ACTIVITY – In the material below, find each line with the word "icon" and list it.
________________________________________
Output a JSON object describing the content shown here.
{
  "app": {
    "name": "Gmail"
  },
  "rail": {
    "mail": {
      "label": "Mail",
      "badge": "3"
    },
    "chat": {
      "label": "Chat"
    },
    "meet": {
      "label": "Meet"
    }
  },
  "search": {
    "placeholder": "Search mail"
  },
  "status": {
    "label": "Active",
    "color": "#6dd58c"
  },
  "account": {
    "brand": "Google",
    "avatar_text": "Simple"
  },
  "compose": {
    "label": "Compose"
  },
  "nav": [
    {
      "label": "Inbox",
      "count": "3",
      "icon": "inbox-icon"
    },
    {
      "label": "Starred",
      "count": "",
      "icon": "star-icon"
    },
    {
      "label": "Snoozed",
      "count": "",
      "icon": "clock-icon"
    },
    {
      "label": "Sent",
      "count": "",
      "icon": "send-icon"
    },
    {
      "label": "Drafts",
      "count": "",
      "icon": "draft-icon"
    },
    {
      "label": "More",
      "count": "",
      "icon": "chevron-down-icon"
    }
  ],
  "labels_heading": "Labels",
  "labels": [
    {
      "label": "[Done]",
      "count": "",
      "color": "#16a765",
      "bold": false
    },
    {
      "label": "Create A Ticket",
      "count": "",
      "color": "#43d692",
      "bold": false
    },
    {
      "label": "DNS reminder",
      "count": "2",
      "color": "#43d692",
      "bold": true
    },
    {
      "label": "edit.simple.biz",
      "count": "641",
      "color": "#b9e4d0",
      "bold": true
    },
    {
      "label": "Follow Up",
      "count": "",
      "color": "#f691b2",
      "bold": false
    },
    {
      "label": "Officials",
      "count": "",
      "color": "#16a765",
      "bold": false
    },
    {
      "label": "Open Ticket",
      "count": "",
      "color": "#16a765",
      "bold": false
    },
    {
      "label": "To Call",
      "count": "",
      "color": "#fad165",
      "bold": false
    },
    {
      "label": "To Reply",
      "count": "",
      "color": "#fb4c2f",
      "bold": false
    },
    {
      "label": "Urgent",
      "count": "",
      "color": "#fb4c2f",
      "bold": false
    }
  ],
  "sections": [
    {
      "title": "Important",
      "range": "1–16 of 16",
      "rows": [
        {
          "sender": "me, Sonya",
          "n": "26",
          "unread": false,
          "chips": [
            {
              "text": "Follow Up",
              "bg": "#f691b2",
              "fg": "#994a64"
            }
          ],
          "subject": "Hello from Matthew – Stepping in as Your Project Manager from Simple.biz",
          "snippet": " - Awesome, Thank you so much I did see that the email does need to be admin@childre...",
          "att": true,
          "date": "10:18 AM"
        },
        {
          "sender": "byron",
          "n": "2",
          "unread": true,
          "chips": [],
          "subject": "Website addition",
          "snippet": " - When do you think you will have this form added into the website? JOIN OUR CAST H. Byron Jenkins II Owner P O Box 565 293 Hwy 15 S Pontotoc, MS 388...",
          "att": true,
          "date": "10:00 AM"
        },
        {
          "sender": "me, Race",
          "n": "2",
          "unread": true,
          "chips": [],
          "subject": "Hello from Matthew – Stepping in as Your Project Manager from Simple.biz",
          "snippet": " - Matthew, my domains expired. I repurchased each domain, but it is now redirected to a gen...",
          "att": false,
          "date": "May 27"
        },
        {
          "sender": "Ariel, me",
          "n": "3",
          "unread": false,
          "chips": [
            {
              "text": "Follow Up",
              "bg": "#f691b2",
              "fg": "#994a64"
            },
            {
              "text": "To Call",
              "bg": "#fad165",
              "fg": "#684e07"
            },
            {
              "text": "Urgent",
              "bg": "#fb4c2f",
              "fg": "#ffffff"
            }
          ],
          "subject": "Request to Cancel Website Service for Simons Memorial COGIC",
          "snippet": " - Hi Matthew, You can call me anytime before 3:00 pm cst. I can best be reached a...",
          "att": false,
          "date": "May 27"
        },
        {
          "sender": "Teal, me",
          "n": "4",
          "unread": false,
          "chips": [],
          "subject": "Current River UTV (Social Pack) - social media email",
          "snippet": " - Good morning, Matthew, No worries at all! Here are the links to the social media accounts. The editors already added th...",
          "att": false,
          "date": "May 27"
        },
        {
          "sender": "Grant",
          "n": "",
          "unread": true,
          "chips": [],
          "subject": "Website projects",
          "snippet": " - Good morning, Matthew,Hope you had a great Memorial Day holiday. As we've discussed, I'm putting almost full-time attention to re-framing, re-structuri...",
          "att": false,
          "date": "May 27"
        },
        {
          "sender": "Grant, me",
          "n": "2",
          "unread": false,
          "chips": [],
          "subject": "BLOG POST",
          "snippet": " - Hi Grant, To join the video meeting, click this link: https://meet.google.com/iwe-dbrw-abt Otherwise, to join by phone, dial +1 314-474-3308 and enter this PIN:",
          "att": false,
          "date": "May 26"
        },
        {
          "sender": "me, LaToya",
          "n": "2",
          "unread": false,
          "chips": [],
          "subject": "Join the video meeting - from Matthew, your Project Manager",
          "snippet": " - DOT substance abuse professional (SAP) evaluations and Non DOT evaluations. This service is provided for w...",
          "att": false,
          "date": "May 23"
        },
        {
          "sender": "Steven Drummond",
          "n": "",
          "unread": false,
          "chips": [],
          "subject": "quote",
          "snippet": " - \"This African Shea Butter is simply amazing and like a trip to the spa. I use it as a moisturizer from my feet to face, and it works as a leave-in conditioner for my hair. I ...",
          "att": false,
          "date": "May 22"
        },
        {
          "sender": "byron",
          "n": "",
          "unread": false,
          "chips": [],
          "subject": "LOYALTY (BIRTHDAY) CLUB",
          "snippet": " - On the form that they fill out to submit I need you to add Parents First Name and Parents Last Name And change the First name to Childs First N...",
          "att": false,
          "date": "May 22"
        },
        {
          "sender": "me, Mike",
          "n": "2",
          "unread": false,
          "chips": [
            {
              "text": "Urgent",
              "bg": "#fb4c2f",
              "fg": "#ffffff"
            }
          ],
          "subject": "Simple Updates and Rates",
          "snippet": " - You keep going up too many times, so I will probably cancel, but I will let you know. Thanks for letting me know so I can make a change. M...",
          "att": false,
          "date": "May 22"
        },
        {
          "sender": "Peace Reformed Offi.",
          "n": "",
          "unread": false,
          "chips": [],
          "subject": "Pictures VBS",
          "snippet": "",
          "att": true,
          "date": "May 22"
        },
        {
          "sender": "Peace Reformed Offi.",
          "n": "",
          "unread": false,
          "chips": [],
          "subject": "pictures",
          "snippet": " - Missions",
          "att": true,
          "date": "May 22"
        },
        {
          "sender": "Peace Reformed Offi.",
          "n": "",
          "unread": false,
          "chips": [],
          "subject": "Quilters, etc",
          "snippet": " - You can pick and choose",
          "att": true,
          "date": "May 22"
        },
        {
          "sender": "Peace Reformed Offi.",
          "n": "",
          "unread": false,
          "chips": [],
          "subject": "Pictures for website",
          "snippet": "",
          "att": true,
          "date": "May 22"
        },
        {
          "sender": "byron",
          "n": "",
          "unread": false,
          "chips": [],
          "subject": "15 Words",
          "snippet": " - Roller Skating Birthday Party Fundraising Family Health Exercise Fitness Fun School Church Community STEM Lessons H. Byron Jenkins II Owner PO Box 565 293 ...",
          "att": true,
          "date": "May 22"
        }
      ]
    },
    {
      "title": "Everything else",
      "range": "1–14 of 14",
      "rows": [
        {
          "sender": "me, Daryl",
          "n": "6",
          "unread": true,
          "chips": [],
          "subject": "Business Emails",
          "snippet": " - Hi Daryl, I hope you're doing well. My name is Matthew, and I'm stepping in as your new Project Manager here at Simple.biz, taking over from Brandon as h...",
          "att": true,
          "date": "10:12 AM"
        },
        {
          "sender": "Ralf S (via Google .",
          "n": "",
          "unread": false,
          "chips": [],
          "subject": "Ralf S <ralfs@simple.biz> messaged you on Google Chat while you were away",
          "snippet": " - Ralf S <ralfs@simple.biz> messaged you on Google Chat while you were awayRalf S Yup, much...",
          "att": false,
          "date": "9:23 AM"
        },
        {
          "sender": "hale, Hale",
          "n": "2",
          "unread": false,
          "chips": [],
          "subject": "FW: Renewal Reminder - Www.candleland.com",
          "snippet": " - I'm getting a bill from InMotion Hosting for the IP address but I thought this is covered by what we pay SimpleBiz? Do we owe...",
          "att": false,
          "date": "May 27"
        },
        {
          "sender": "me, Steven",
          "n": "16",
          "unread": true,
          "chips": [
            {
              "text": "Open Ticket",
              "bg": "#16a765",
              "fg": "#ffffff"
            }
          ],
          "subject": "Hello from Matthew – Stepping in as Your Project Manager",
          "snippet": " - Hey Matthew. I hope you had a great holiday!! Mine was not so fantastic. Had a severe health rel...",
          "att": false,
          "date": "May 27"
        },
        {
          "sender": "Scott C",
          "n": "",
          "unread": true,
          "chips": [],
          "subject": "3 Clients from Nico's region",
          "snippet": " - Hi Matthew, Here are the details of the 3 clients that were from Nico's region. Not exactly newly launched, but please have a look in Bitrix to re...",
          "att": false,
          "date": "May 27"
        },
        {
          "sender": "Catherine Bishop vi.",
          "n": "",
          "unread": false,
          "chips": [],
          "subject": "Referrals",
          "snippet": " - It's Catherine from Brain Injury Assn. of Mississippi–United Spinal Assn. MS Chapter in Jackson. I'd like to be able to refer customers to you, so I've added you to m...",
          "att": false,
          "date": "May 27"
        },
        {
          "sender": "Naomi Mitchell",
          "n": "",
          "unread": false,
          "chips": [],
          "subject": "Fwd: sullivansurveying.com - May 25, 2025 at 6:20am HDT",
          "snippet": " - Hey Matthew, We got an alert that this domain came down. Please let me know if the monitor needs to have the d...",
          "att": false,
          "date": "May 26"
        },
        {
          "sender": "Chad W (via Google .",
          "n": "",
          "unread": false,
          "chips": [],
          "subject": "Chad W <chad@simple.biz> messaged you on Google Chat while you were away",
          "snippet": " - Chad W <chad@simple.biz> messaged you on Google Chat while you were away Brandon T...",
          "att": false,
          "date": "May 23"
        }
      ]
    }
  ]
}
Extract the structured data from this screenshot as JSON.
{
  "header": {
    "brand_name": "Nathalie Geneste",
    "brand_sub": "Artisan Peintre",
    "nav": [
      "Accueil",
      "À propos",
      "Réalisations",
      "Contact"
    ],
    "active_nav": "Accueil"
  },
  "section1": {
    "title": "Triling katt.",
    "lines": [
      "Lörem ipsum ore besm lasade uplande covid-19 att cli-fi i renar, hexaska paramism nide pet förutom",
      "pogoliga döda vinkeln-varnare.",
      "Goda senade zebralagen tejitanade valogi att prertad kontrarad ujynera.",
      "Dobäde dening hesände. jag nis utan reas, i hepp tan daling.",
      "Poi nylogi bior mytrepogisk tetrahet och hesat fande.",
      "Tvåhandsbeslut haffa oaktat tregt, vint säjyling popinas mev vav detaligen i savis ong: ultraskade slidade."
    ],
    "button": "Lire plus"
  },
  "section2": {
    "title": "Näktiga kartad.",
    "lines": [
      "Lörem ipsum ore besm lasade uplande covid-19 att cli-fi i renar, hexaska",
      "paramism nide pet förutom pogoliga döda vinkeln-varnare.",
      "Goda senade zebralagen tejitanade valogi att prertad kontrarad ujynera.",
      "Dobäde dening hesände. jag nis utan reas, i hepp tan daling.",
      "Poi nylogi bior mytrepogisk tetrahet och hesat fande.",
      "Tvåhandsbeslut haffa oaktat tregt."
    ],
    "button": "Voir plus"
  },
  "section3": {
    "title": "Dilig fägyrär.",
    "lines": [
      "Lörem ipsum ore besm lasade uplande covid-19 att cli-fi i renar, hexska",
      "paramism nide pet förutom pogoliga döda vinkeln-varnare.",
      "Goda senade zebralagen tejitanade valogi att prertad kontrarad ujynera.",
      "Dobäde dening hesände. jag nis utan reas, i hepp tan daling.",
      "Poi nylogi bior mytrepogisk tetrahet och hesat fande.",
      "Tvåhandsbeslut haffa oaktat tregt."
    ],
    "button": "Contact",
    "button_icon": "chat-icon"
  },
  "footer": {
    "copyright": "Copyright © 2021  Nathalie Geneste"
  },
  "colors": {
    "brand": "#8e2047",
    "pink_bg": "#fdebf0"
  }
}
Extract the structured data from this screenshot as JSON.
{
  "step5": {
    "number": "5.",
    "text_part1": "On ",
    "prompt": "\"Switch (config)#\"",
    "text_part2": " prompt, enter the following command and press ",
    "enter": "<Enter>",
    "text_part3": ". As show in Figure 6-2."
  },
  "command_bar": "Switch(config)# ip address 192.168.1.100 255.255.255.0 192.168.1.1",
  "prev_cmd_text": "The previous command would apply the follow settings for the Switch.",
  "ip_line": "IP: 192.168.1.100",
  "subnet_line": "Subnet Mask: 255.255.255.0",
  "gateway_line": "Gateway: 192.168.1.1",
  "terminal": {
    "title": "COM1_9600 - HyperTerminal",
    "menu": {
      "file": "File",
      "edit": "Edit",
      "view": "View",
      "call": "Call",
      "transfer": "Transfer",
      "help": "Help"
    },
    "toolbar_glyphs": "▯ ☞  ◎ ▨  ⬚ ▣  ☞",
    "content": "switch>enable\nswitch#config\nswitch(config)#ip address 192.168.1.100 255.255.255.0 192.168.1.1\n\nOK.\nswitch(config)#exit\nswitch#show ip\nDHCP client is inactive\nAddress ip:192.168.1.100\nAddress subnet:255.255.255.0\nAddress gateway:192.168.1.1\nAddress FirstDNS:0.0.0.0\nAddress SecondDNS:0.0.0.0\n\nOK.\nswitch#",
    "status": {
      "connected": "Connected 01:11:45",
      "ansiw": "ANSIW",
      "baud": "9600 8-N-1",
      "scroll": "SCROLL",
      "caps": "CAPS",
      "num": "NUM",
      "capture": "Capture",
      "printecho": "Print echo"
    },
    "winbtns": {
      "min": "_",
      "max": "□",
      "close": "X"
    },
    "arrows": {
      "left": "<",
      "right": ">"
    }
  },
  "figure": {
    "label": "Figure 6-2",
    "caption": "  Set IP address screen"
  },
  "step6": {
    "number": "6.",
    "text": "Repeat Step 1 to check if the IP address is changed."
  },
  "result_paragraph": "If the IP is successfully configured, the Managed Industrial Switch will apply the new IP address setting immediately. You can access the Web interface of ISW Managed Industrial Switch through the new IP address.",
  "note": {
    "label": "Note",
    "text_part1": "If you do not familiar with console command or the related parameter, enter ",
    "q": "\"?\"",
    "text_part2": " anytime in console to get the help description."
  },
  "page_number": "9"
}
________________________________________
RESULT FOR THIS EXERCISE –
      "icon": "inbox-icon"
      "icon": "star-icon"
      "icon": "clock-icon"
      "icon": "send-icon"
      "icon": "draft-icon"
      "icon": "chevron-down-icon"
    "button_icon": "chat-icon"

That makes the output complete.